WHAT YOU SHOULD DO
Images should not appear in the copy, yet every line of the listing below must be printed exactly.

GIVEN RECORDS
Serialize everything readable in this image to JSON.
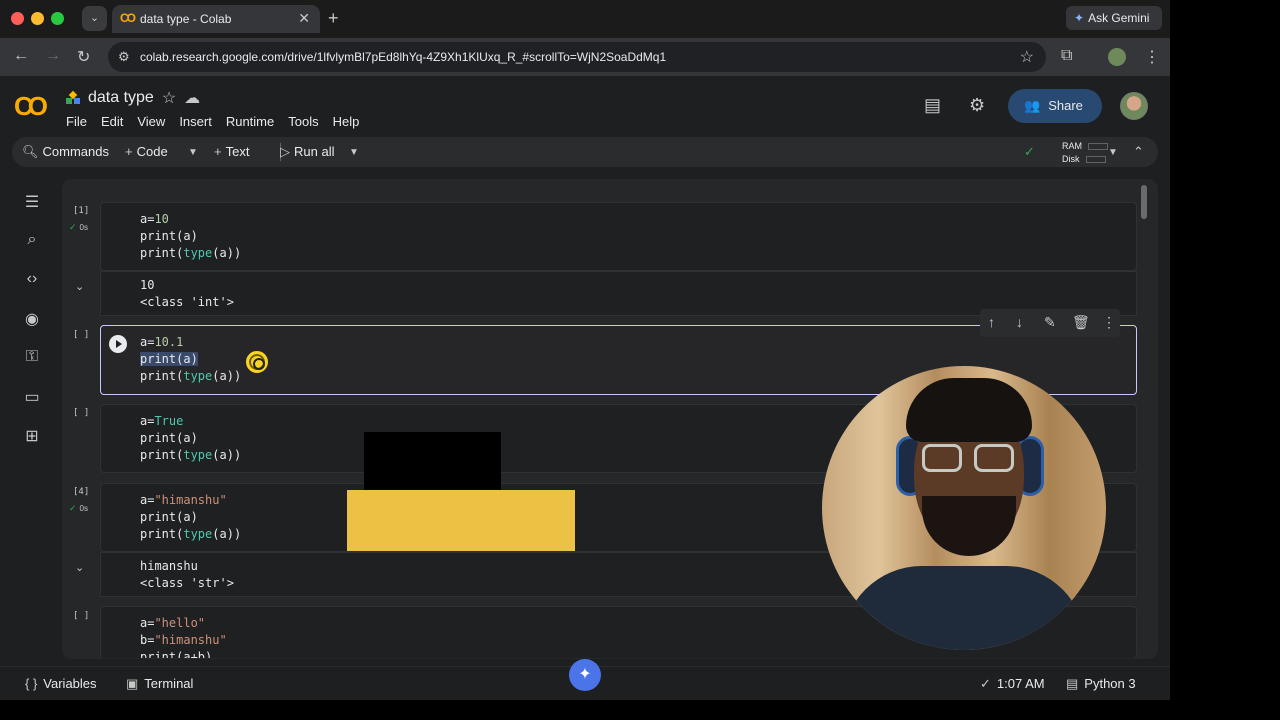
{
  "browser": {
    "tab_title": "data type - Colab",
    "tab_favicon": "CO",
    "tab_close": "✕",
    "new_tab": "+",
    "tab_dropdown": "⌄",
    "ask_gemini": "Ask Gemini",
    "url": "colab.research.google.com/drive/1lfvlymBl7pEd8lhYq-4Z9Xh1KlUxq_R_#scrollTo=WjN2SoaDdMq1"
  },
  "colab": {
    "logo": "CO",
    "notebook_name": "data type",
    "menu": [
      "File",
      "Edit",
      "View",
      "Insert",
      "Runtime",
      "Tools",
      "Help"
    ],
    "share_label": "Share"
  },
  "toolbar": {
    "commands": "Commands",
    "code": "Code",
    "text": "Text",
    "run_all": "Run all",
    "ram": "RAM",
    "disk": "Disk"
  },
  "cells": {
    "c1": {
      "exec_count": "[1]",
      "time": "0s",
      "output": [
        "10",
        "<class 'int'>"
      ]
    },
    "c2": {
      "exec_count": "[ ]"
    },
    "c3": {
      "exec_count": "[ ]"
    },
    "c4": {
      "exec_count": "[4]",
      "time": "0s",
      "output": [
        "himanshu",
        "<class 'str'>"
      ]
    },
    "c5": {
      "exec_count": "[ ]"
    }
  },
  "statusbar": {
    "variables": "Variables",
    "terminal": "Terminal",
    "time": "1:07 AM",
    "kernel": "Python 3"
  },
  "colors": {
    "accent": "#f9ab00",
    "share_bg": "#284a72",
    "active_cell_border": "#c6c9ff",
    "ok_green": "#34a853"
  }
}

RESPONSE TO THIS TASK
Serialize everything readable in this image to JSON.
{
  "browser": {
    "tab_title": "data type - Colab",
    "tab_favicon": "CO",
    "tab_close": "✕",
    "new_tab": "+",
    "tab_dropdown": "⌄",
    "ask_gemini": "Ask Gemini",
    "url": "colab.research.google.com/drive/1lfvlymBl7pEd8lhYq-4Z9Xh1KlUxq_R_#scrollTo=WjN2SoaDdMq1"
  },
  "colab": {
    "logo": "CO",
    "notebook_name": "data type",
    "menu": [
      "File",
      "Edit",
      "View",
      "Insert",
      "Runtime",
      "Tools",
      "Help"
    ],
    "share_label": "Share"
  },
  "toolbar": {
    "commands": "Commands",
    "code": "Code",
    "text": "Text",
    "run_all": "Run all",
    "ram": "RAM",
    "disk": "Disk"
  },
  "cells": {
    "c1": {
      "exec_count": "[1]",
      "time": "0s",
      "output": [
        "10",
        "<class 'int'>"
      ]
    },
    "c2": {
      "exec_count": "[ ]"
    },
    "c3": {
      "exec_count": "[ ]"
    },
    "c4": {
      "exec_count": "[4]",
      "time": "0s",
      "output": [
        "himanshu",
        "<class 'str'>"
      ]
    },
    "c5": {
      "exec_count": "[ ]"
    }
  },
  "statusbar": {
    "variables": "Variables",
    "terminal": "Terminal",
    "time": "1:07 AM",
    "kernel": "Python 3"
  },
  "colors": {
    "accent": "#f9ab00",
    "share_bg": "#284a72",
    "active_cell_border": "#c6c9ff",
    "ok_green": "#34a853"
  }
}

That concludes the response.